Burning up common sense

The health scare side of incineration misses the point from a waste point of view. It implies that if there were no health problems with incineration then everything would be fine.

Well, everything wouldn’t be fine. It would be just repeating the disasters of the past.

I wonder if those in charge have completely missed the point about waste. They seem to think the cure to our waste problems is just to make it disappear. The point they’re missing is that the production of waste is the fundamental problem.

Every time something is manufactured it involves mining, transport, pollution and waste. That makes some sense if it is done to produce a primary product, like a fridge, for example. All the packaging that comes with the fridge performs no useful social purpose at all and instead involves felling trees, energy use, more pollution and so on. It makes far more sense if the fridge arrives without the packaging.

If you make it easy for the manufacturer to produce waste, then the manufacturer will produce waste. Incineration makes waste easy to produce.

The policy to be pursued should be to return ‘waste’ back to where it came from. For example, it seems common sense to me that all Toyota cars should be returned to Toyota at the end of their lives. Then Toyota would design cars to enable them to be easily recycled or they would be out of business.

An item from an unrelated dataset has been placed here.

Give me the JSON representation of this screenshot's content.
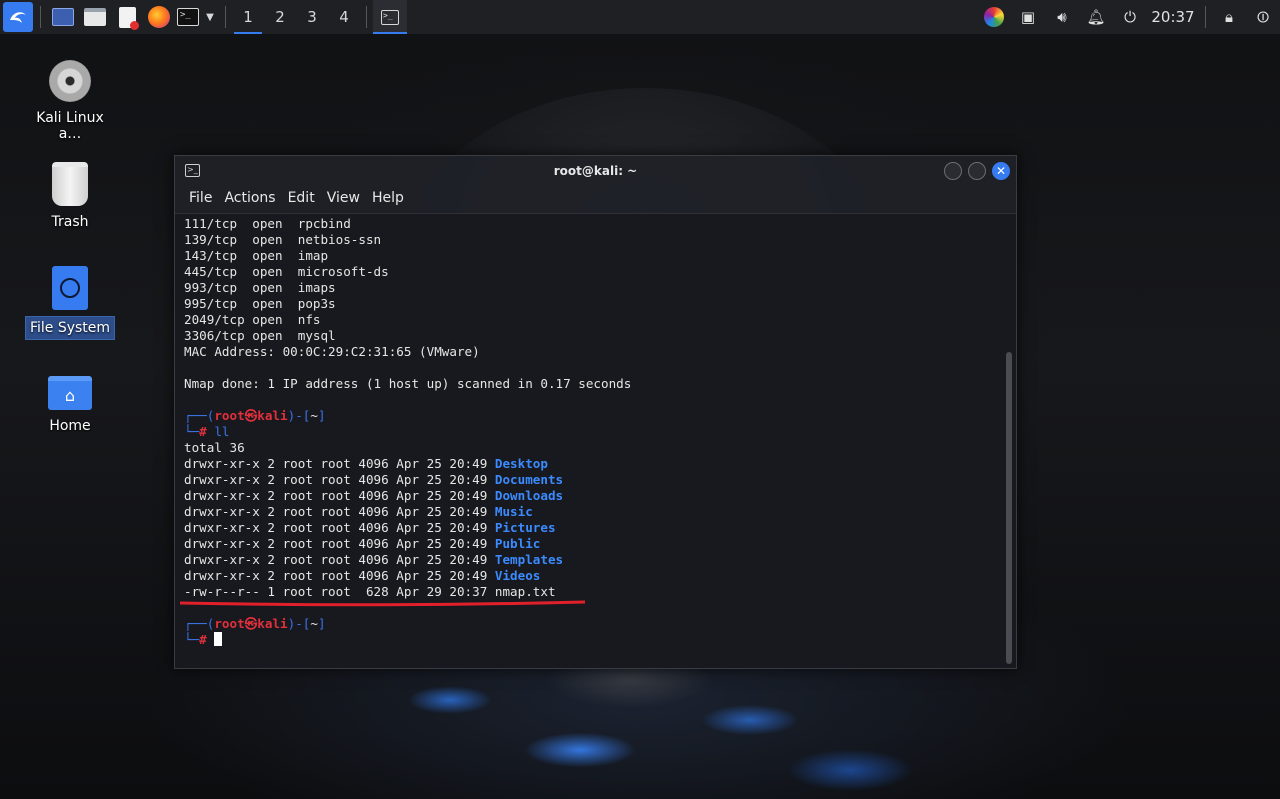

As far as I can see, householders are the only ones being asked to cough up. That won’t work.

Waste needs to be tackled at source. Despite the fine words and policies, incineration creates an industry out of producing waste. And it’s not a clean industry either.

In the long term, incinerators will have to be shut down. Why start them up?


Just keep on using

IRELAND has faced a mini energy crisis. For a while there it looked as if we might be facing blackouts.

That threat has receded, not least because of wind power coming on stream. But the whole emphasis has been on meeting energy demand instead of trying to limit energy use.

Ireland is in serious trouble on our Kyoto commitments when we agreed to keep our pollution increases to 13% above 1990 levels. We’re on course for 37% and the big fines that will bring.

Despite all the warnings about climate change, we still refuse to behave responsibly. The truth is that dirty energy is too cheap for the damage it is causing.

Here in Dublin we should be aiming to use far more electricity powered bikes, cars (especially for second cars) and buses. We get most of our power from Poolbeg, a gas powered station which is relatively benign.

Local authorities and CIE should not wait for the Government to act. We need local action too.


Fingal goes Green

Congratulations to Fingal County Council which has switched some of its buildings to alternative energy.

More power to ye!